Basking shark feeding on plankton in Gunna Sound, Coll, Inner Hebrides, Scotland

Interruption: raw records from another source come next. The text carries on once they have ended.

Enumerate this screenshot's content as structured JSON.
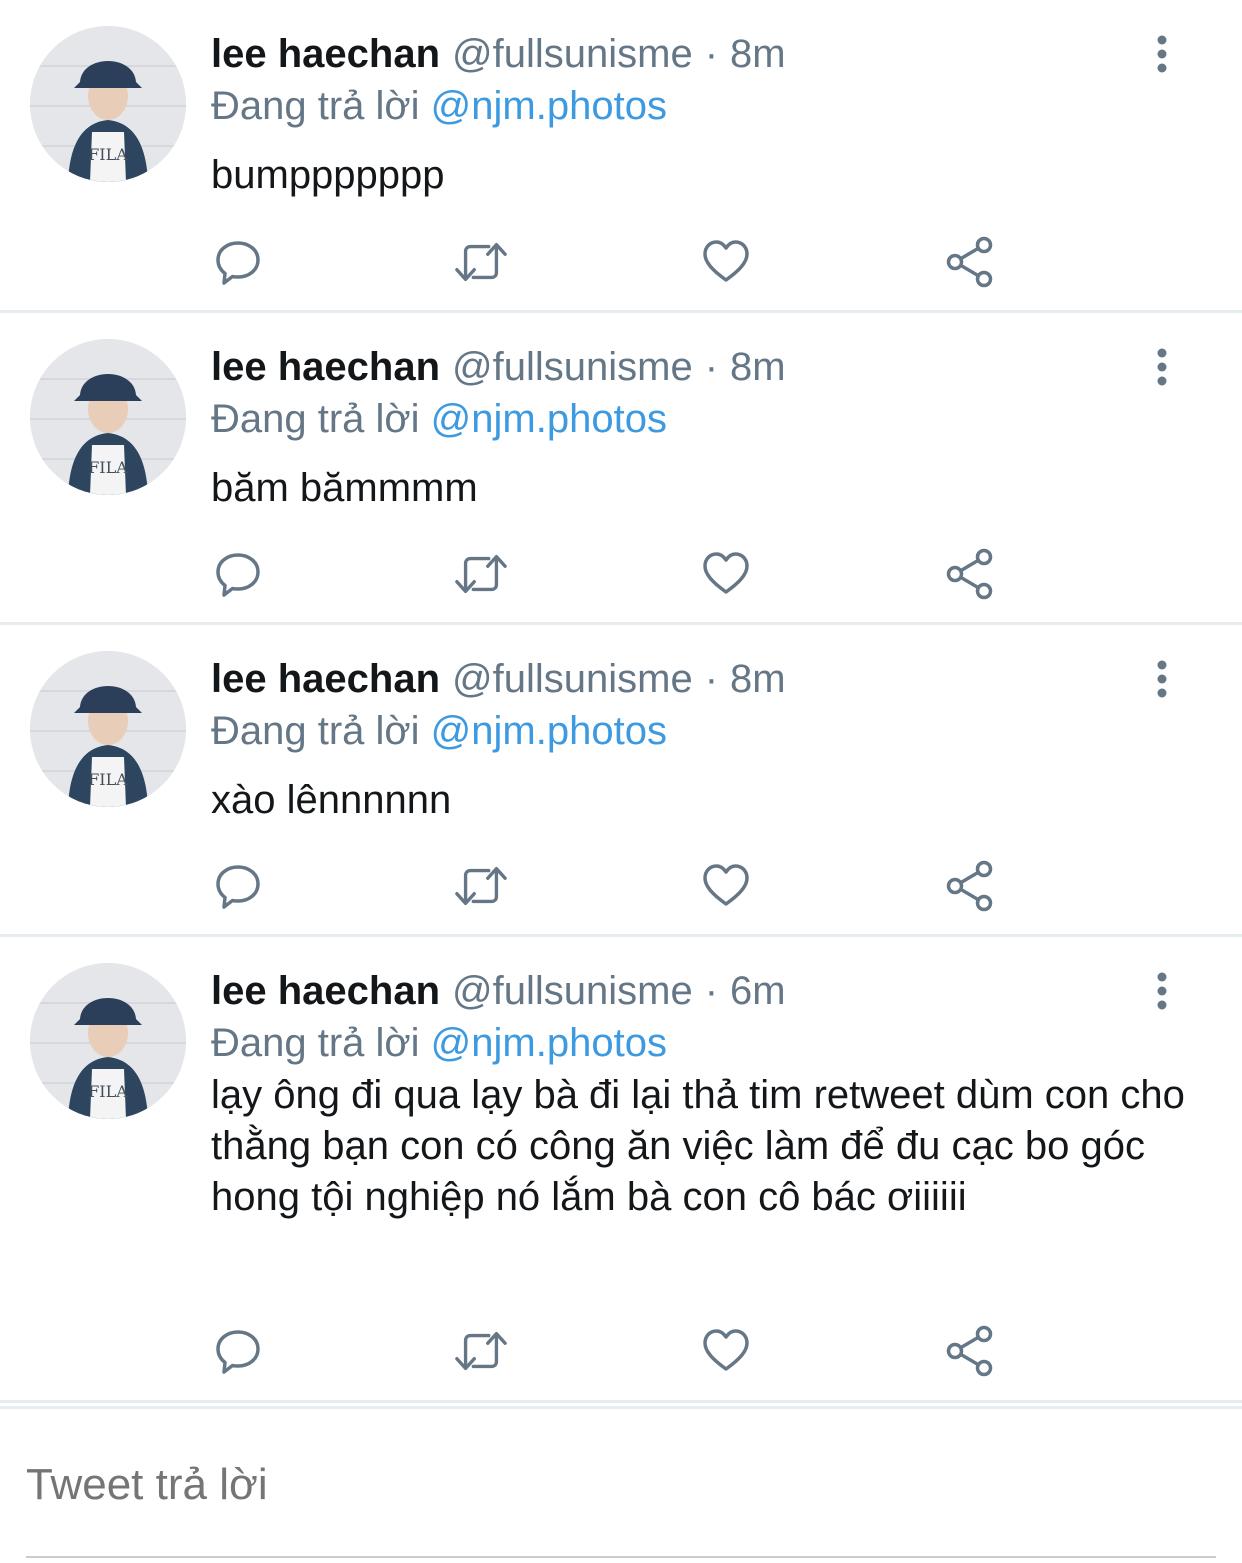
{
  "tweets": [
    {
      "name": "lee haechan",
      "handle": "@fullsunisme",
      "time": "8m",
      "replying_prefix": "Đang trả lời",
      "replying_to": "@njm.photos",
      "text": "bumppppppp"
    },
    {
      "name": "lee haechan",
      "handle": "@fullsunisme",
      "time": "8m",
      "replying_prefix": "Đang trả lời",
      "replying_to": "@njm.photos",
      "text": "băm bămmmm"
    },
    {
      "name": "lee haechan",
      "handle": "@fullsunisme",
      "time": "8m",
      "replying_prefix": "Đang trả lời",
      "replying_to": "@njm.photos",
      "text": "xào lênnnnnn"
    },
    {
      "name": "lee haechan",
      "handle": "@fullsunisme",
      "time": "6m",
      "replying_prefix": "Đang trả lời",
      "replying_to": "@njm.photos",
      "text": "lạy ông đi qua lạy bà đi lại thả tim retweet dùm con cho thằng bạn con có công ăn việc làm để đu cạc bo góc hong tội nghiệp nó lắm bà con cô bác ơiiiiii"
    }
  ],
  "action_icons": [
    "reply-icon",
    "retweet-icon",
    "like-icon",
    "share-icon"
  ],
  "composer": {
    "placeholder": "Tweet trả lời"
  },
  "colors": {
    "link": "#3d9ae0",
    "secondary_text": "#657786",
    "icon": "#657786",
    "divider": "#e6ecf0"
  }
}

The west coast of Scotland is one of the best places in the world, along with my home region of the SW of England, for seeing basking sharks, the second largest fish in the world. They can grow up to 10m (33ft) long. They are an open water shark, but move closer to shore in summer to feed on the plankton bloom. They are usually solitary, but occasionally gather in aggregations of 100 or more where there are large concentrations of plankton, usually where there are tidal fronts where different water masses meet. They are filter feeders, and in 1 hour they can filter 1.5 million litres (330,000 gallons) of water through their gills. They are highly migratory, but long-distance tracking of individuals only began recently, and it is still unknown whether they migrate between lower and higher latitudes, or between deep and shallow water. Their livers contain a large proportion of oil typical of deepwater sharks, which may indicate that they spend some time in deep water. Very little is known about their breeding. They probably mature late and reproduce slowly, making them particularly vulnerable to overfishing, especially as fisheries catch more females than males. They were once fished commercially on a small scale around Scotland for their huge livers, which contain oils formerly used in various industries, with a peak recorded catch of 250 sharks in 1947. But in response to dwindling numbers the basking shark has been fully protected since 1998.
Because they swim at the surface, these magnificent sharks are easily harmed, either deliberately or accidentally. Currently, potential threats include bycatch in fishing nets, and disturbance or impact by jet-skis, speedboats and other vessels. Globally its conservation status is currently listed as vulnerable.
- © 2012 Duncan Murrell
- Image Size
- 1132x850 / 540.8KB
- Contained in galleries
- From the Isle of Mull to the Small Isles via Coll and Lunga